Successfully cultivate a vegetable garden in the shade

Successfully cultivate a vegetable garden in the shade

Suitable vegetables and fruits for the shade garden

The vegetables and fruits that are suitable for the shade garden include, above all, those that thrive in the forest as a wild form: berry trees such as raspberries, currants, blueberries and wild strawberries are ideally suited for cultivation in the shady garden. The same applies to plants such as wild garlic. In addition, most leafy vegetables such as cut, pick or lamb's lettuce, ice cream and lamb's lettuce also tolerate a darker location. Furthermore, different types of cabbage such as broccoli, cauliflower, white and red cabbage as well as legumes (peas, beans) and root vegetables (radishes, carrots, parsnips, beetroot) require rather little light.

also read

  • How to design a vegetable garden for children
  • How to Design a Vegetable Garden - Classic and New Ideas for Garden Design
  • Why should you dig up a vegetable garden - and when better not

The right care for the shady vegetable garden

However, the plants mentioned cannot do without the sun, which is why you should absolutely observe the following tips when planting and caring for your shade garden:

  • Vegetables should not be planted under spreading (fruit) trees or other trees.
  • Here the plants are in direct competition with one another, so that none of them really want to thrive.
  • In addition, (fruit) trees in particular draw a lot of water and nutrients - vegetables are dependent on both.
  • Make sure that the available light is optimally used in the shade garden,
  • by placing reflectors behind the plants, for example, to catch the last ray of sunshine.
  • If the bed is in front of a wall, paint it white - this will also reflect.
  • Heat helps the plants to grow, so you ensure the best conditions with foil tunnels, glass boxes, etc.
  • Shady locations are also often rather damp, which can lead to waterlogging.
  • Before planting, ensure optimal drainage and, if necessary, carry out a soil improvement.
  • Good garden soil is loose, permeable and rich in humus.
  • Before planting, work in plenty of compost and check the pH of the soil.


Before planting, first have a soil analysis carried out, which should be repeated every four years.
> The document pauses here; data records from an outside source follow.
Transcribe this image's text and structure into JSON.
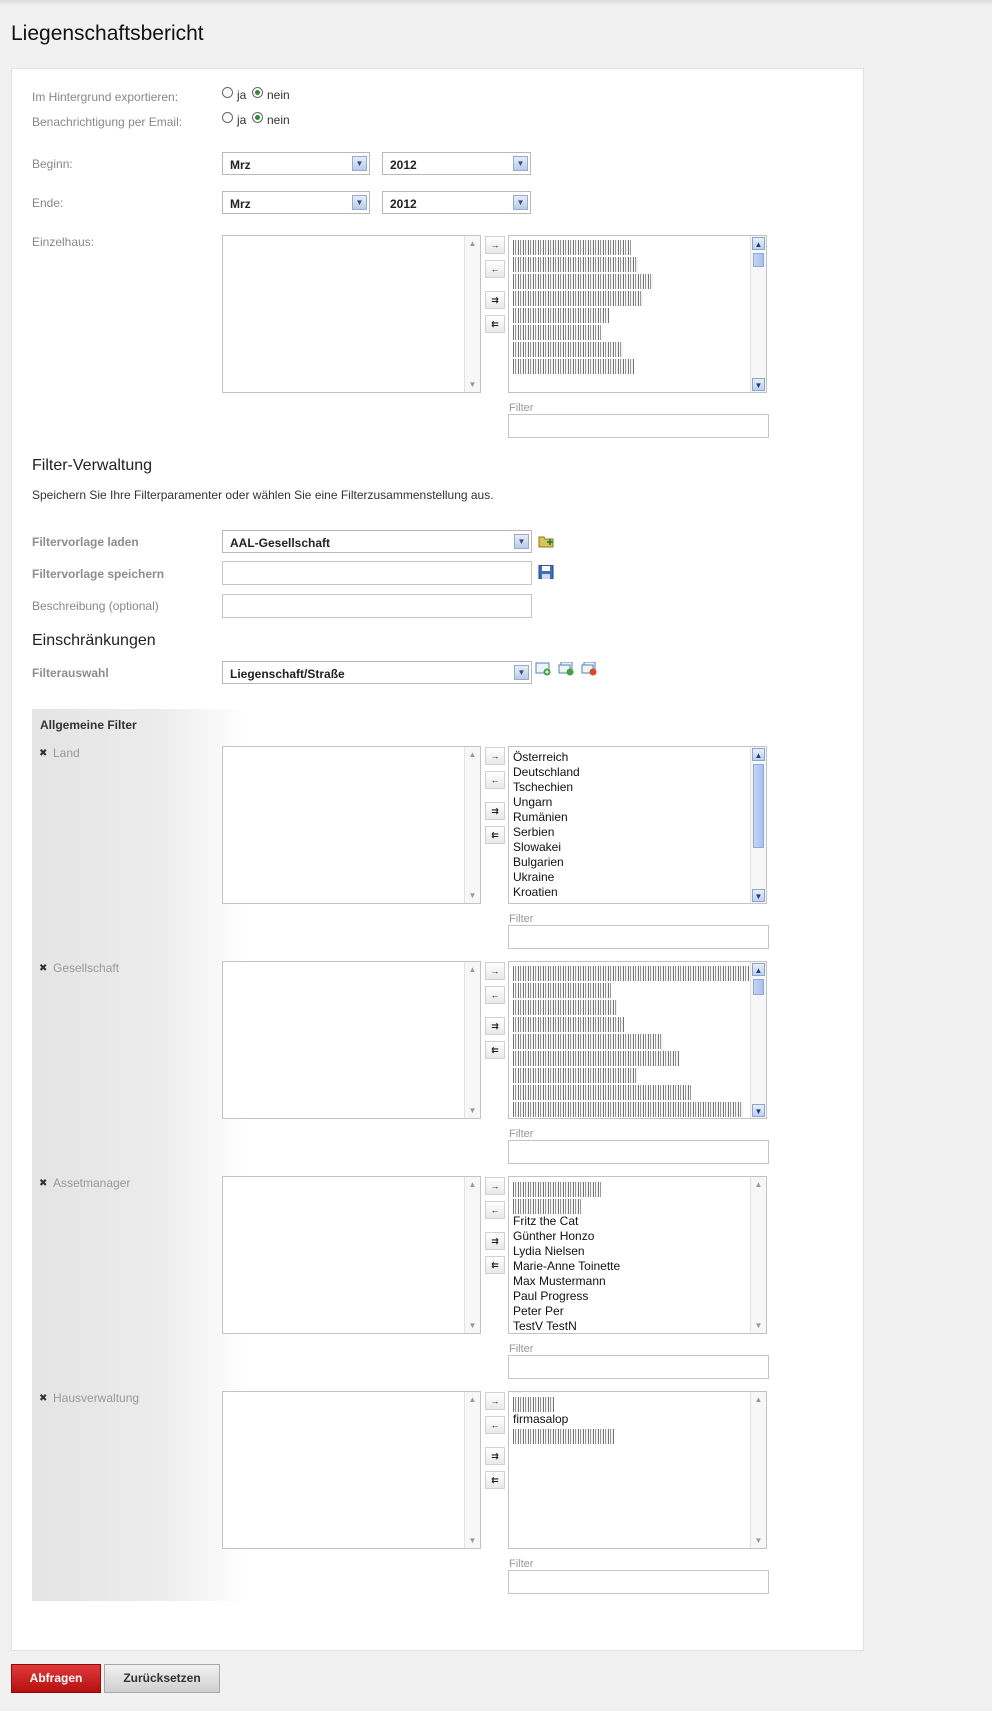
{
  "page": {
    "title": "Liegenschaftsbericht"
  },
  "options": {
    "background_export": {
      "label": "Im Hintergrund exportieren:",
      "yes": "ja",
      "no": "nein",
      "selected": "nein"
    },
    "email_notify": {
      "label": "Benachrichtigung per Email:",
      "yes": "ja",
      "no": "nein",
      "selected": "nein"
    }
  },
  "period": {
    "begin": {
      "label": "Beginn:",
      "month": "Mrz",
      "year": "2012"
    },
    "end": {
      "label": "Ende:",
      "month": "Mrz",
      "year": "2012"
    }
  },
  "filter_label": "Filter",
  "single_house": {
    "label": "Einzelhaus:",
    "filter_label": "Filter"
  },
  "filter_admin": {
    "heading": "Filter-Verwaltung",
    "description": "Speichern Sie Ihre Filterparamenter oder wählen Sie eine Filterzusammenstellung aus.",
    "load_label": "Filtervorlage laden",
    "load_value": "AAL-Gesellschaft",
    "save_label": "Filtervorlage speichern",
    "desc_label": "Beschreibung (optional)"
  },
  "restrictions": {
    "heading": "Einschränkungen",
    "selection_label": "Filterauswahl",
    "selection_value": "Liegenschaft/Straße"
  },
  "general_filter": {
    "title": "Allgemeine Filter",
    "land": {
      "label": "Land",
      "items": [
        "Österreich",
        "Deutschland",
        "Tschechien",
        "Ungarn",
        "Rumänien",
        "Serbien",
        "Slowakei",
        "Bulgarien",
        "Ukraine",
        "Kroatien"
      ]
    },
    "company": {
      "label": "Gesellschaft"
    },
    "asset": {
      "label": "Assetmanager",
      "items": [
        "Fritz the Cat",
        "Günther Honzo",
        "Lydia Nielsen",
        "Marie-Anne Toinette",
        "Max Mustermann",
        "Paul Progress",
        "Peter Per",
        "TestV TestN"
      ]
    },
    "housing": {
      "label": "Hausverwaltung",
      "items": [
        "firmasalop"
      ]
    }
  },
  "mover": {
    "add": "→",
    "remove": "←",
    "add_all": "⇉",
    "remove_all": "⇇",
    "up": "▲",
    "down": "▼",
    "dropdown": "▼"
  },
  "actions": {
    "query": "Abfragen",
    "reset": "Zurücksetzen"
  },
  "colors": {
    "primary_button": "#c91f1f",
    "radio_selected": "#2f8a2f"
  }
}
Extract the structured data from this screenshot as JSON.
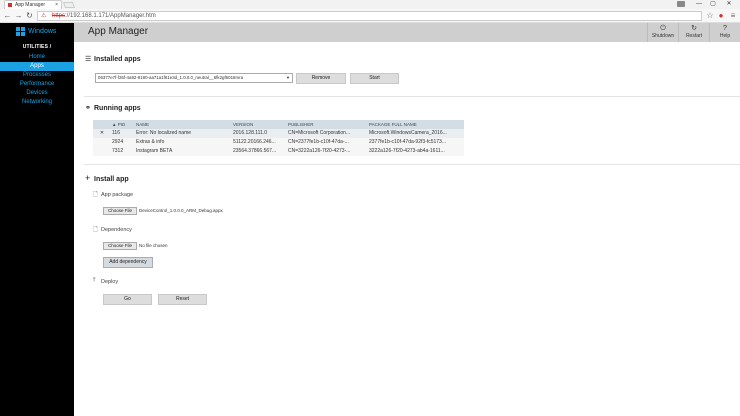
{
  "browser": {
    "tab_title": "App Manager",
    "tab_close": "×",
    "url_scheme": "https",
    "url_rest": "://192.168.1.171/AppManager.htm",
    "window_controls": [
      "—",
      "▢",
      "✕"
    ]
  },
  "sidebar": {
    "logo_text": "Windows",
    "heading": "UTILITIES /",
    "items": [
      {
        "label": "Home"
      },
      {
        "label": "Apps"
      },
      {
        "label": "Processes"
      },
      {
        "label": "Performance"
      },
      {
        "label": "Devices"
      },
      {
        "label": "Networking"
      }
    ],
    "accent": "#1ba1e2"
  },
  "header": {
    "title": "App Manager",
    "buttons": [
      {
        "label": "Shutdown",
        "icon": "power-icon"
      },
      {
        "label": "Restart",
        "icon": "restart-icon"
      },
      {
        "label": "Help",
        "icon": "help-icon"
      }
    ]
  },
  "installed": {
    "title": "Installed apps",
    "selected_app": "06377e7f-f26f-4a92-8190-aa71a1f61e3d_1.0.0.0_neutral__6fk2gf6018mra",
    "remove_label": "Remove",
    "start_label": "Start"
  },
  "running": {
    "title": "Running apps",
    "columns": [
      "",
      "▲ PID",
      "NAME",
      "VERSION",
      "PUBLISHER",
      "PACKAGE FULL NAME"
    ],
    "rows": [
      {
        "close": "✕",
        "pid": "116",
        "name": "Error: No localized name",
        "version": "2016.128.111.0",
        "publisher": "CN=Microsoft Corporation...",
        "package": "Microsoft.WindowsCamera_2016..."
      },
      {
        "close": "",
        "pid": "2924",
        "name": "Extras & info",
        "version": "51122.20166.246...",
        "publisher": "CN=2377fe1b-c10f-47da-...",
        "package": "2377fe1b-c10f-47da-92f3-fc5173..."
      },
      {
        "close": "",
        "pid": "7312",
        "name": "Instagram BETA",
        "version": "23564.37866.567...",
        "publisher": "CN=3222a126-7f20-4273-...",
        "package": "3222a126-7f20-4273-ab4a-1611..."
      }
    ]
  },
  "install": {
    "title": "Install app",
    "app_package_label": "App package",
    "choose_file_label": "Choose File",
    "app_package_file": "DeviceControl_1.0.0.0_ARM_Debug.appx",
    "dependency_label": "Dependency",
    "dependency_file": "No file chosen",
    "add_dependency_label": "Add dependency",
    "deploy_label": "Deploy",
    "go_label": "Go",
    "reset_label": "Reset"
  }
}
Then you will find out how your garden soil is actually composed - and how you can optimally fertilize your garden.